Exercise requirements: Copy every line of the following data that includes the string "يوتيوب".

START Information

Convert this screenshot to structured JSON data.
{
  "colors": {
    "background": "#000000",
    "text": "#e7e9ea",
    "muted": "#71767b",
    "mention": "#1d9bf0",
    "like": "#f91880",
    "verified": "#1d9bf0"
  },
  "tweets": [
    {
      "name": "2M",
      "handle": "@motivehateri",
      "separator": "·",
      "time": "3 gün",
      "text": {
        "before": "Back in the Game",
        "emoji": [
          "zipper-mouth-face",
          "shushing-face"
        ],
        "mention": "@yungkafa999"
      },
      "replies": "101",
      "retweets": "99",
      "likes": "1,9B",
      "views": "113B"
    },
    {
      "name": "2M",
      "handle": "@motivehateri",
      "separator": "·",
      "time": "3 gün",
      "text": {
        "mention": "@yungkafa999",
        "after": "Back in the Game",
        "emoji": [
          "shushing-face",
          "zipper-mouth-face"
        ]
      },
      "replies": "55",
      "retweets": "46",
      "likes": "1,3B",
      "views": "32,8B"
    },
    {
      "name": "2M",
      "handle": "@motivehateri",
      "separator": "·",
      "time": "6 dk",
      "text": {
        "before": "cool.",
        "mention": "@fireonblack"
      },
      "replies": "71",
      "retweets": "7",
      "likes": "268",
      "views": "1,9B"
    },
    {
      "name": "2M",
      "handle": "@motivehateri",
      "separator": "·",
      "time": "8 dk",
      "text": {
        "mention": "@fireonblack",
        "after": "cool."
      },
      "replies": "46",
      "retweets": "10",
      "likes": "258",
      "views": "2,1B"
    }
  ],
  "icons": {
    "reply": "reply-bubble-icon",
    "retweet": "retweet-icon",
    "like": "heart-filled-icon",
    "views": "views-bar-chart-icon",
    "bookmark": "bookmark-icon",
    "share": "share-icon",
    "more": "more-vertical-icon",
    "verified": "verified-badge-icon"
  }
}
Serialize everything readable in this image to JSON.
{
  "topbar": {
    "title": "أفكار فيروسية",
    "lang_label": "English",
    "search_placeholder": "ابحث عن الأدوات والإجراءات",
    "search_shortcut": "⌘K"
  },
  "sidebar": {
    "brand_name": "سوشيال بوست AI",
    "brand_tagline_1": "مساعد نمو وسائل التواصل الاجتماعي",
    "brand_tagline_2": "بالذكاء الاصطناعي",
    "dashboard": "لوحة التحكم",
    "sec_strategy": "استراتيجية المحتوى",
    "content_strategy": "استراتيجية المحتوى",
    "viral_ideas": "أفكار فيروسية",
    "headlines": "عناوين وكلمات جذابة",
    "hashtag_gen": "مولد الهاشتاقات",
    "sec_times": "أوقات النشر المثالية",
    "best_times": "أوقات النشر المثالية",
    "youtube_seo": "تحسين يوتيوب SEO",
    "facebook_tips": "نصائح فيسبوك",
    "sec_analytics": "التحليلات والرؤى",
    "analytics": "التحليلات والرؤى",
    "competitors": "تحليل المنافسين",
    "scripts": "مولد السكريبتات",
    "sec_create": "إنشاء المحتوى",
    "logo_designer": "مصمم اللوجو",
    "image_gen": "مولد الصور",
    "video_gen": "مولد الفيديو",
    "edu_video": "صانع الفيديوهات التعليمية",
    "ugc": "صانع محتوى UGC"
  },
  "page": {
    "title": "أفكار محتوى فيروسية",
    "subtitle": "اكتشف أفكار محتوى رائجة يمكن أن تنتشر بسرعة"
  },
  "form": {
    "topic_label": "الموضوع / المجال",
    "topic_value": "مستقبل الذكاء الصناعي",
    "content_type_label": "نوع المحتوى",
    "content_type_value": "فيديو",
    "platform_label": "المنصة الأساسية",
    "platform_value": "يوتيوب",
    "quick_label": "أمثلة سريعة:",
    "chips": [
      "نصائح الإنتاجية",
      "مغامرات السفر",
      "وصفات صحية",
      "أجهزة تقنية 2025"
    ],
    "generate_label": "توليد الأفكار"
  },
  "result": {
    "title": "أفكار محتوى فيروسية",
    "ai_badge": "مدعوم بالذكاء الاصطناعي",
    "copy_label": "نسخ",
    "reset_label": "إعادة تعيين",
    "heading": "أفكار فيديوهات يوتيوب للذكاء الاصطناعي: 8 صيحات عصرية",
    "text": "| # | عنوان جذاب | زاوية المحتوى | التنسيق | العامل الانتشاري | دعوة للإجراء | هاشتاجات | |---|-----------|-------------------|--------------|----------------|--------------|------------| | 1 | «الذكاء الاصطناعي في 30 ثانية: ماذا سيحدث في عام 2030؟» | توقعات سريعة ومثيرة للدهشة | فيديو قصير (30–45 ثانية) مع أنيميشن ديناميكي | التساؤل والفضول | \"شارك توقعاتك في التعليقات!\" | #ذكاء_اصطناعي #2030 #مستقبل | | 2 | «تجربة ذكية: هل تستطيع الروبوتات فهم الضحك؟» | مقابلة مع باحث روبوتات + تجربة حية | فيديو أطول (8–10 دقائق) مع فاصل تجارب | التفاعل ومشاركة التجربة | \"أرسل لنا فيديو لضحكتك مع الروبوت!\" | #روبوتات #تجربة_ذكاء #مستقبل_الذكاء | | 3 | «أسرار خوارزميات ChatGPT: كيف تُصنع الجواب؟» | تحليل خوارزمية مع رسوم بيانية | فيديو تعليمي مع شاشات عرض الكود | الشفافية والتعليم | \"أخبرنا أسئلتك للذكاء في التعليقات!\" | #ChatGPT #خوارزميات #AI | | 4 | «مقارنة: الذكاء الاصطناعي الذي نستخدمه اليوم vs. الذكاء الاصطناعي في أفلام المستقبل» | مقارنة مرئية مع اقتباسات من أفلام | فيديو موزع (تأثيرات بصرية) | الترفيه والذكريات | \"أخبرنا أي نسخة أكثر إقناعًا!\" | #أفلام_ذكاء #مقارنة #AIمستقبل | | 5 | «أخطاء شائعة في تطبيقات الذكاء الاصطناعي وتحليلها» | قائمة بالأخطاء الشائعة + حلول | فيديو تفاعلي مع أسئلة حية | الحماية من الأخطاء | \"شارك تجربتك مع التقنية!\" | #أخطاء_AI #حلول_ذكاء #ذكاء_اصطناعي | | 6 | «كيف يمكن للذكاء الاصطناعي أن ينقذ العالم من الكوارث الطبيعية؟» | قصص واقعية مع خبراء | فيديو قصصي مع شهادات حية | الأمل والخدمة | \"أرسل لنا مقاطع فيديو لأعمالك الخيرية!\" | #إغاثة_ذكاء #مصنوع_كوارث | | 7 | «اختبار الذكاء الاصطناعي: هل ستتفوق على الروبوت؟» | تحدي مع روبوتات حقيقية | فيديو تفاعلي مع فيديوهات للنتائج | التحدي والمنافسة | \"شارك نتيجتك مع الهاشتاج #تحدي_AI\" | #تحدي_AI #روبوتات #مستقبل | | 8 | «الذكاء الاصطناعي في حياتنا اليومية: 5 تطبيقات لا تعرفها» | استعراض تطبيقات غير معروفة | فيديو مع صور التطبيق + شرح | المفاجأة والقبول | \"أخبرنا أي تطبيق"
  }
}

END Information

Solution for this problem:
    "youtube_seo": "تحسين يوتيوب SEO",
    "platform_value": "يوتيوب",
    "heading": "أفكار فيديوهات يوتيوب للذكاء الاصطناعي: 8 صيحات عصرية",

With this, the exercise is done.